Proper diagnosis is the most important step in treating thoracic outlet syndrome. Your doctor will perform a complete physical exam and review the results of previous diagnostic tests. Your doctor may recommend a thorough evaluation by a skilled neurologist to rule out cervical spine disease and other neurological conditions with similar symptoms.

Additional tests that help diagnose thoracic outlet syndrome include:

  • nerve conduction studies to evaluate the function of the motor and sensory nerves
  • vascular ultrasound studies of the arteries or veins
  • chest X-ray to rule out cervical rib abnormalities
  • computed tomography (CT) scan or magnetic resonance imaging (MRI) of the chest or spine
  • magnetic resonance imaging with angiography (MRA) to view blood vessels
  • arteriogram/venogram, an X-ray that uses dye to look at blood flow

Proper diagnosis is the most important step in treating thoracic outlet syndrome. Your doctor will perform a complete physical exam and review the results of previous diagnostic tests.


Most cases of neurogenic thoracic outlet syndrome can be treated with physical therapy and medication. Severe cases may require surgery.

Rehab Modalities

Osteopathy, Chiropractic and physiotherapy can help to treat patients by applying Electro therapy, Manual therapy, and a variety of exercises that effectively stretch open the tissues of the thoracic outlet. These are done with and without weights to pull the outlet into a “relaxed” open position. Physical therapy may be done before surgery, as in the case of neurogenic TOS, or may be prescribed after surgery to help you regain strength and stability.


Your doctor might prescribe medications such as anti-inflammatory medications (ibuprofen, Advil) or muscle relaxants to help relieve your symptoms. Cortisone injected into a joint or muscle can help lower inflammation and provide relief. If you have venous or arterial TOS, your doctor may prescribe blood thinners to prevent or treat blood clots.


Although neurogenic TOS can often be treated with exercise and physical therapy, you may need surgery if your symptoms continue despite these treatments. The primary goal of surgery is to remove the source of compression on the nerves that supply the arm, forearm, and hand.
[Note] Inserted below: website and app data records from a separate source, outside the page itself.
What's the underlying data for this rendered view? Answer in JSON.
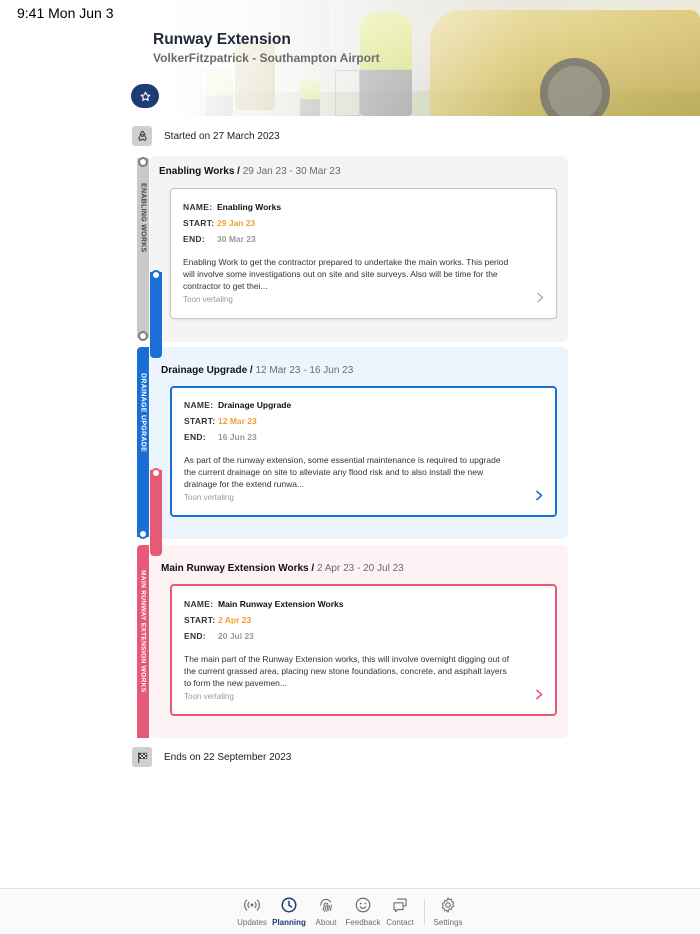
{
  "status_bar": {
    "time": "9:41 Mon Jun 3"
  },
  "header": {
    "title": "Runway Extension",
    "subtitle": "VolkerFitzpatrick - Southampton Airport"
  },
  "timeline": {
    "start_label": "Started on 27 March 2023",
    "end_label": "Ends on 22 September 2023",
    "phases": [
      {
        "rail_label": "ENABLING WORKS",
        "title": "Enabling Works / ",
        "dates": "29 Jan 23 - 30 Mar 23",
        "color": "#c9c9cc",
        "name_key": "NAME:",
        "name": "Enabling Works",
        "start_key": "START:",
        "start": "29 Jan 23",
        "end_key": "END:",
        "end": "30 Mar 23",
        "description": "Enabling Work to get the contractor prepared to undertake the main works. This period will involve some investigations out on site and site surveys. Also will be time for the contractor to get thei...",
        "translate": "Toon vertaling"
      },
      {
        "rail_label": "DRAINAGE UPGRADE",
        "title": "Drainage Upgrade / ",
        "dates": "12 Mar 23 - 16 Jun 23",
        "color": "#1a6fd6",
        "name_key": "NAME:",
        "name": "Drainage Upgrade",
        "start_key": "START:",
        "start": "12 Mar 23",
        "end_key": "END:",
        "end": "16 Jun 23",
        "description": "As part of the runway extension, some essential maintenance is required to upgrade the current drainage on site to alleviate any flood risk and to also install the new drainage for the extend runwa...",
        "translate": "Toon vertaling"
      },
      {
        "rail_label": "MAIN RUNWAY EXTENSION WORKS",
        "title": "Main Runway Extension Works / ",
        "dates": "2 Apr 23 - 20 Jul 23",
        "color": "#e65a78",
        "name_key": "NAME:",
        "name": "Main Runway Extension Works",
        "start_key": "START:",
        "start": "2 Apr 23",
        "end_key": "END:",
        "end": "20 Jul 23",
        "description": "The main part of the Runway Extension works, this will involve overnight digging out of the current grassed area, placing new stone foundations, concrete, and asphalt layers to form the new pavemen...",
        "translate": "Toon vertaling"
      }
    ]
  },
  "tabbar": {
    "items": [
      {
        "label": "Updates",
        "icon": "broadcast-icon"
      },
      {
        "label": "Planning",
        "icon": "clock-icon",
        "active": true
      },
      {
        "label": "About",
        "icon": "fingerprint-icon"
      },
      {
        "label": "Feedback",
        "icon": "smiley-icon"
      },
      {
        "label": "Contact",
        "icon": "chat-bubbles-icon"
      },
      {
        "label": "Settings",
        "icon": "gear-icon"
      }
    ]
  },
  "colors": {
    "accent": "#1f3b73",
    "start_date": "#f0a030",
    "end_date": "#9a9a9a",
    "enabling": "#c9c9cc",
    "drainage": "#1a6fd6",
    "runway": "#e65a78"
  }
}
This is typically accomplished by removing the first rib, anterior scalene muscle, and any additional abnormal muscles or fibrous bands. If there is an extra rib causing compression, it should also be removed.
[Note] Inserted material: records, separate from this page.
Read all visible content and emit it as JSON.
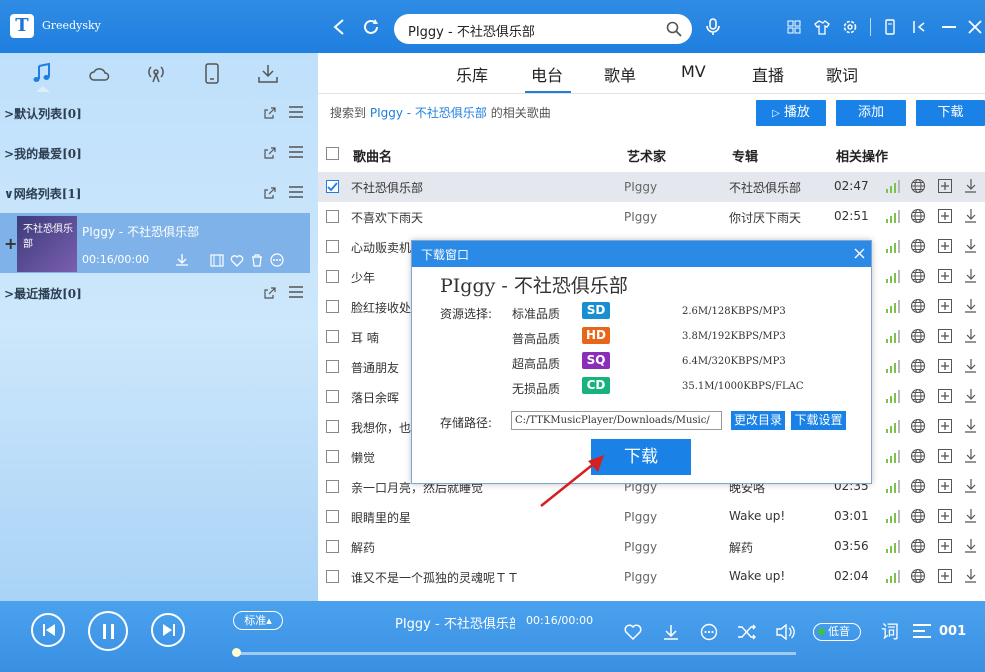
{
  "app": {
    "title": "Greedysky",
    "logo": "T"
  },
  "search": {
    "query": "PIggy - 不社恐俱乐部"
  },
  "sidebar": {
    "lists": [
      {
        "label": "默认列表[0]"
      },
      {
        "label": "我的最爱[0]"
      },
      {
        "label": "网络列表[1]"
      },
      {
        "label": "最近播放[0]"
      }
    ],
    "now_playing": {
      "cover_text": "不社恐俱乐部",
      "title": "PIggy - 不社恐俱乐部",
      "time": "00:16/00:00"
    }
  },
  "tabs": [
    "乐库",
    "电台",
    "歌单",
    "MV",
    "直播",
    "歌词"
  ],
  "active_tab": "电台",
  "result": {
    "prefix": "搜索到",
    "query": "PIggy - 不社恐俱乐部",
    "suffix": "的相关歌曲"
  },
  "actions": {
    "play": "播放",
    "add": "添加",
    "download": "下载"
  },
  "table": {
    "headers": {
      "name": "歌曲名",
      "artist": "艺术家",
      "album": "专辑",
      "ops": "相关操作"
    },
    "rows": [
      {
        "name": "不社恐俱乐部",
        "artist": "PIggy",
        "album": "不社恐俱乐部",
        "duration": "02:47",
        "checked": true
      },
      {
        "name": "不喜欢下雨天",
        "artist": "PIggy",
        "album": "你讨厌下雨天",
        "duration": "02:51",
        "checked": false
      },
      {
        "name": "心动贩卖机",
        "artist": "",
        "album": "",
        "duration": "",
        "checked": false
      },
      {
        "name": "少年",
        "artist": "",
        "album": "",
        "duration": "",
        "checked": false
      },
      {
        "name": "脸红接收处",
        "artist": "",
        "album": "",
        "duration": "",
        "checked": false
      },
      {
        "name": "耳 喃",
        "artist": "",
        "album": "",
        "duration": "",
        "checked": false
      },
      {
        "name": "普通朋友",
        "artist": "",
        "album": "",
        "duration": "",
        "checked": false
      },
      {
        "name": "落日余晖",
        "artist": "",
        "album": "",
        "duration": "",
        "checked": false
      },
      {
        "name": "我想你，也",
        "artist": "",
        "album": "",
        "duration": "",
        "checked": false
      },
      {
        "name": "懒觉",
        "artist": "",
        "album": "",
        "duration": "",
        "checked": false
      },
      {
        "name": "亲一口月亮，然后就睡觉",
        "artist": "PIggy",
        "album": "晚安咯",
        "duration": "02:35",
        "checked": false
      },
      {
        "name": "眼睛里的星",
        "artist": "PIggy",
        "album": "Wake up!",
        "duration": "03:01",
        "checked": false
      },
      {
        "name": "解药",
        "artist": "PIggy",
        "album": "解药",
        "duration": "03:56",
        "checked": false
      },
      {
        "name": "谁又不是一个孤独的灵魂呢ＴＴ",
        "artist": "PIggy",
        "album": "Wake up!",
        "duration": "02:04",
        "checked": false
      }
    ]
  },
  "dialog": {
    "title": "下载窗口",
    "song": "PIggy - 不社恐俱乐部",
    "resource_label": "资源选择:",
    "qualities": [
      {
        "label": "标准品质",
        "badge": "SD",
        "color": "#1a8fd0",
        "info": "2.6M/128KBPS/MP3"
      },
      {
        "label": "普高品质",
        "badge": "HD",
        "color": "#e8661a",
        "info": "3.8M/192KBPS/MP3"
      },
      {
        "label": "超高品质",
        "badge": "SQ",
        "color": "#8a2fb8",
        "info": "6.4M/320KBPS/MP3"
      },
      {
        "label": "无损品质",
        "badge": "CD",
        "color": "#18b27c",
        "info": "35.1M/1000KBPS/FLAC"
      }
    ],
    "path_label": "存储路径:",
    "path_value": "C:/TTKMusicPlayer/Downloads/Music/",
    "change_dir": "更改目录",
    "settings": "下载设置",
    "download": "下载"
  },
  "player": {
    "quality": "标准",
    "title": "PIggy - 不社恐俱乐部",
    "time": "00:16/00:00",
    "low_quality": "低音"
  }
}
Most patients with venous or arterial TOS will need surgical treatment. Surgery for venous and arterial TOS is very effective when performed before blood clots have a chance to form. If you have venous TOS and a blood clot has already formed, you will need emergency treatment to dissolve the clot and thin the blood. Surgery will reduce your risk of another clot or the return of symptoms.

What Is Thoracic Outlet Syndrome Q

How we care for thoracic outlet syndrome

Our goal in the Thoracic Outlet Syndrome Program is to return our patients to full function, This requires varying levels of intervention. York rehab Clinic has an extensive team of Osteopathy, Chiropractic, POhysiotherapy, Massage therapy and Acupuncture to help you.

Call to us at 416-350-1940 to make your appointment.